§ **WORK INSTRUCTION**: State how many lines in the entries below include the string "kind", and give nothing beyond that number.

Records drawn from a dataset:
::::::

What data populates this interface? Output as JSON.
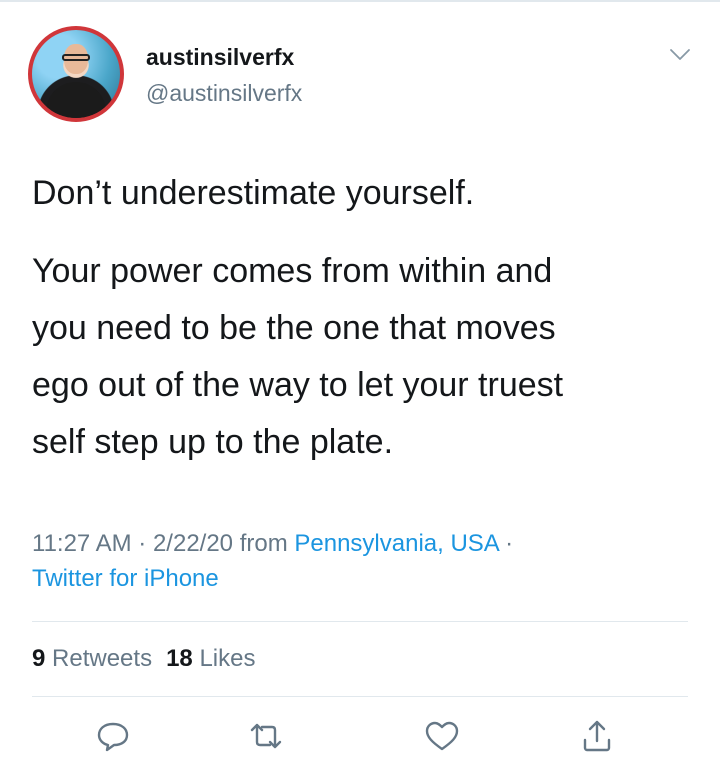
{
  "user": {
    "display_name": "austinsilverfx",
    "handle": "@austinsilverfx"
  },
  "tweet": {
    "lines": [
      "Don’t underestimate yourself.",
      "Your power comes from within and",
      "you need to be the one that moves",
      "ego out of the way to let your truest",
      "self step up to the plate."
    ]
  },
  "meta": {
    "time": "11:27 AM",
    "sep1": " · ",
    "date": "2/22/20",
    "from": " from ",
    "location": "Pennsylvania, USA",
    "sep2": " ·",
    "client": "Twitter for iPhone"
  },
  "stats": {
    "retweets_count": "9",
    "retweets_label": " Retweets",
    "likes_count": "18",
    "likes_label": " Likes"
  },
  "icons": {
    "menu": "chevron-down-icon",
    "reply": "reply-icon",
    "retweet": "retweet-icon",
    "like": "heart-icon",
    "share": "share-icon"
  },
  "colors": {
    "text": "#14171a",
    "secondary": "#657786",
    "link": "#1b95e0",
    "avatar_ring": "#d0363a",
    "divider": "#e1e8ed"
  }
}
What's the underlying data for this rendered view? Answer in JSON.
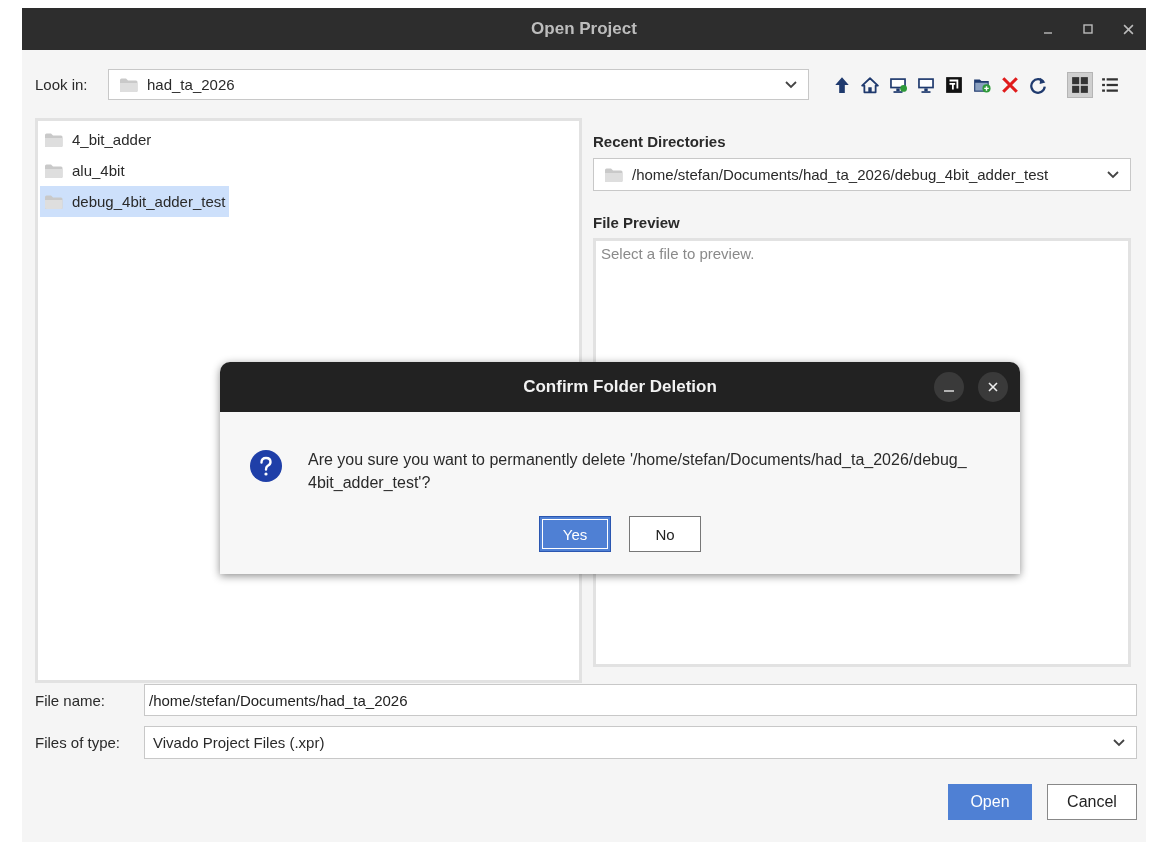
{
  "window": {
    "title": "Open Project"
  },
  "look_in": {
    "label": "Look in:",
    "value": "had_ta_2026"
  },
  "toolbar": [
    {
      "kind": "up"
    },
    {
      "kind": "home"
    },
    {
      "kind": "desktop-badge"
    },
    {
      "kind": "desktop"
    },
    {
      "kind": "logo"
    },
    {
      "kind": "new-folder"
    },
    {
      "kind": "delete"
    },
    {
      "kind": "refresh"
    }
  ],
  "view_modes": [
    {
      "kind": "grid",
      "selected": true
    },
    {
      "kind": "list",
      "selected": false
    }
  ],
  "folders": [
    {
      "name": "4_bit_adder",
      "selected": false
    },
    {
      "name": "alu_4bit",
      "selected": false
    },
    {
      "name": "debug_4bit_adder_test",
      "selected": true
    }
  ],
  "recent_directories": {
    "label": "Recent Directories",
    "value": "/home/stefan/Documents/had_ta_2026/debug_4bit_adder_test"
  },
  "file_preview": {
    "label": "File Preview",
    "placeholder": "Select a file to preview."
  },
  "file_name": {
    "label": "File name:",
    "value": "/home/stefan/Documents/had_ta_2026"
  },
  "file_type": {
    "label": "Files of type:",
    "value": "Vivado Project Files (.xpr)"
  },
  "buttons": [
    {
      "label": "Open",
      "primary": true
    },
    {
      "label": "Cancel",
      "primary": false
    }
  ],
  "confirm_dialog": {
    "title": "Confirm Folder Deletion",
    "message": "Are you sure you want to permanently delete '/home/stefan/Documents/had_ta_2026/debug_4bit_adder_test'?",
    "buttons": [
      {
        "label": "Yes",
        "default": true
      },
      {
        "label": "No",
        "default": false
      }
    ]
  }
}
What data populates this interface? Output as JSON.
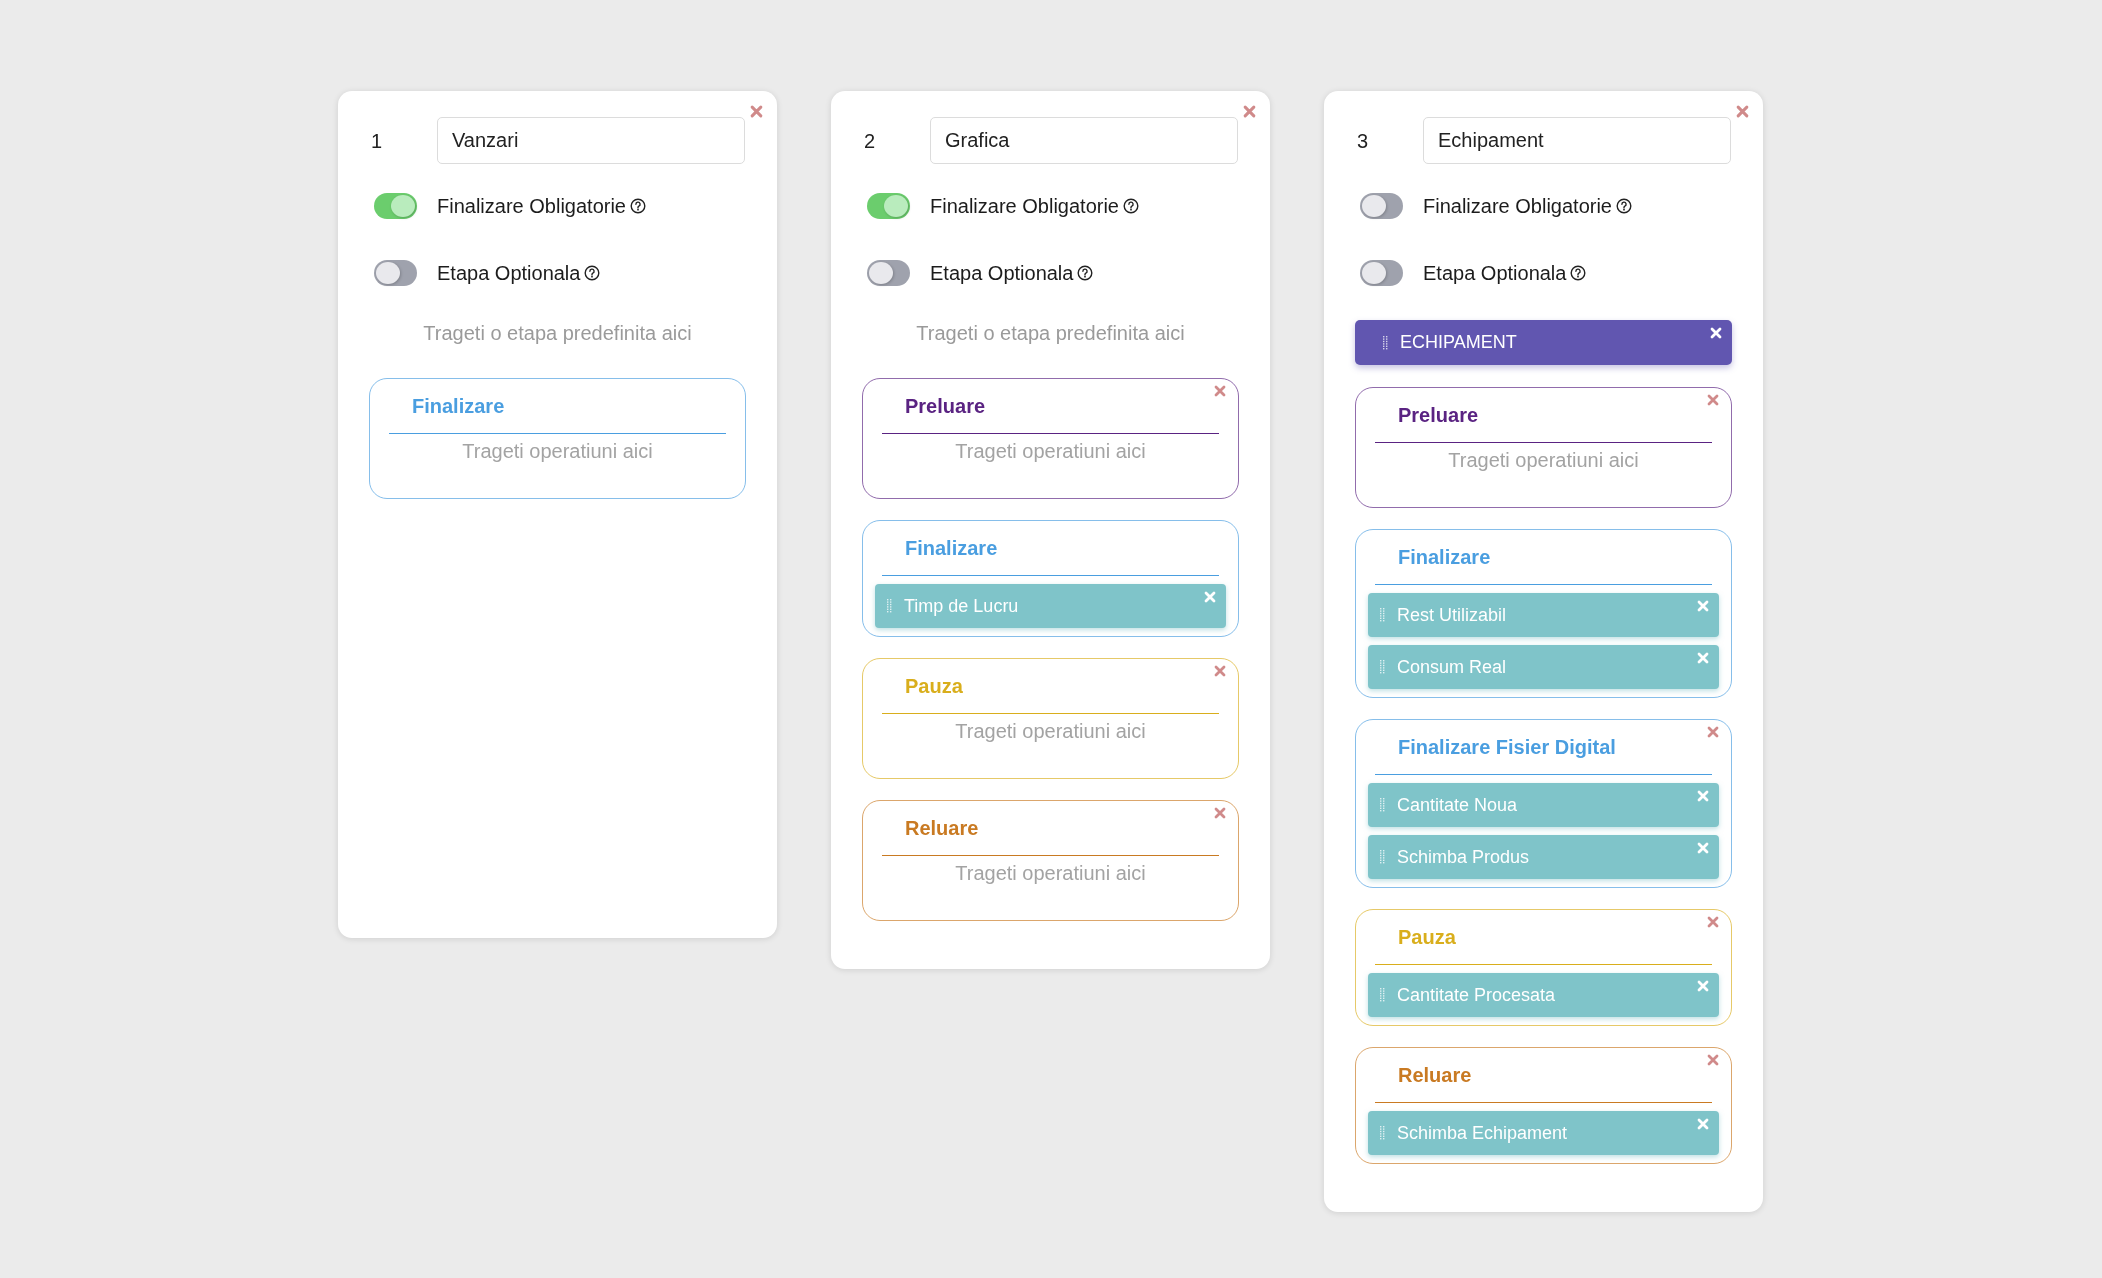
{
  "columns": [
    {
      "number": "1",
      "name": "Vanzari",
      "toggles": [
        {
          "label": "Finalizare Obligatorie",
          "on": true
        },
        {
          "label": "Etapa Optionala",
          "on": false
        }
      ],
      "drop_hint": "Trageti o etapa predefinita aici",
      "stages": [
        {
          "title": "Finalizare",
          "color": "#4a9ee0",
          "removable": false,
          "hint": "Trageti operatiuni aici"
        }
      ]
    },
    {
      "number": "2",
      "name": "Grafica",
      "toggles": [
        {
          "label": "Finalizare Obligatorie",
          "on": true
        },
        {
          "label": "Etapa Optionala",
          "on": false
        }
      ],
      "drop_hint": "Trageti o etapa predefinita aici",
      "stages": [
        {
          "title": "Preluare",
          "color": "#5a2382",
          "removable": true,
          "hint": "Trageti operatiuni aici"
        },
        {
          "title": "Finalizare",
          "color": "#4a9ee0",
          "removable": false,
          "operations": [
            "Timp de Lucru"
          ]
        },
        {
          "title": "Pauza",
          "color": "#d9ae1c",
          "removable": true,
          "hint": "Trageti operatiuni aici"
        },
        {
          "title": "Reluare",
          "color": "#c97a22",
          "removable": true,
          "hint": "Trageti operatiuni aici"
        }
      ]
    },
    {
      "number": "3",
      "name": "Echipament",
      "toggles": [
        {
          "label": "Finalizare Obligatorie",
          "on": false
        },
        {
          "label": "Etapa Optionala",
          "on": false
        }
      ],
      "preset": "ECHIPAMENT",
      "stages": [
        {
          "title": "Preluare",
          "color": "#5a2382",
          "removable": true,
          "hint": "Trageti operatiuni aici"
        },
        {
          "title": "Finalizare",
          "color": "#4a9ee0",
          "removable": false,
          "operations": [
            "Rest Utilizabil",
            "Consum Real"
          ]
        },
        {
          "title": "Finalizare Fisier Digital",
          "color": "#4a9ee0",
          "removable": true,
          "operations": [
            "Cantitate Noua",
            "Schimba Produs"
          ]
        },
        {
          "title": "Pauza",
          "color": "#d9ae1c",
          "removable": true,
          "operations": [
            "Cantitate Procesata"
          ]
        },
        {
          "title": "Reluare",
          "color": "#c97a22",
          "removable": true,
          "operations": [
            "Schimba Echipament"
          ]
        }
      ]
    }
  ]
}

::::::

§ **SOLVED PROBLEM**: 10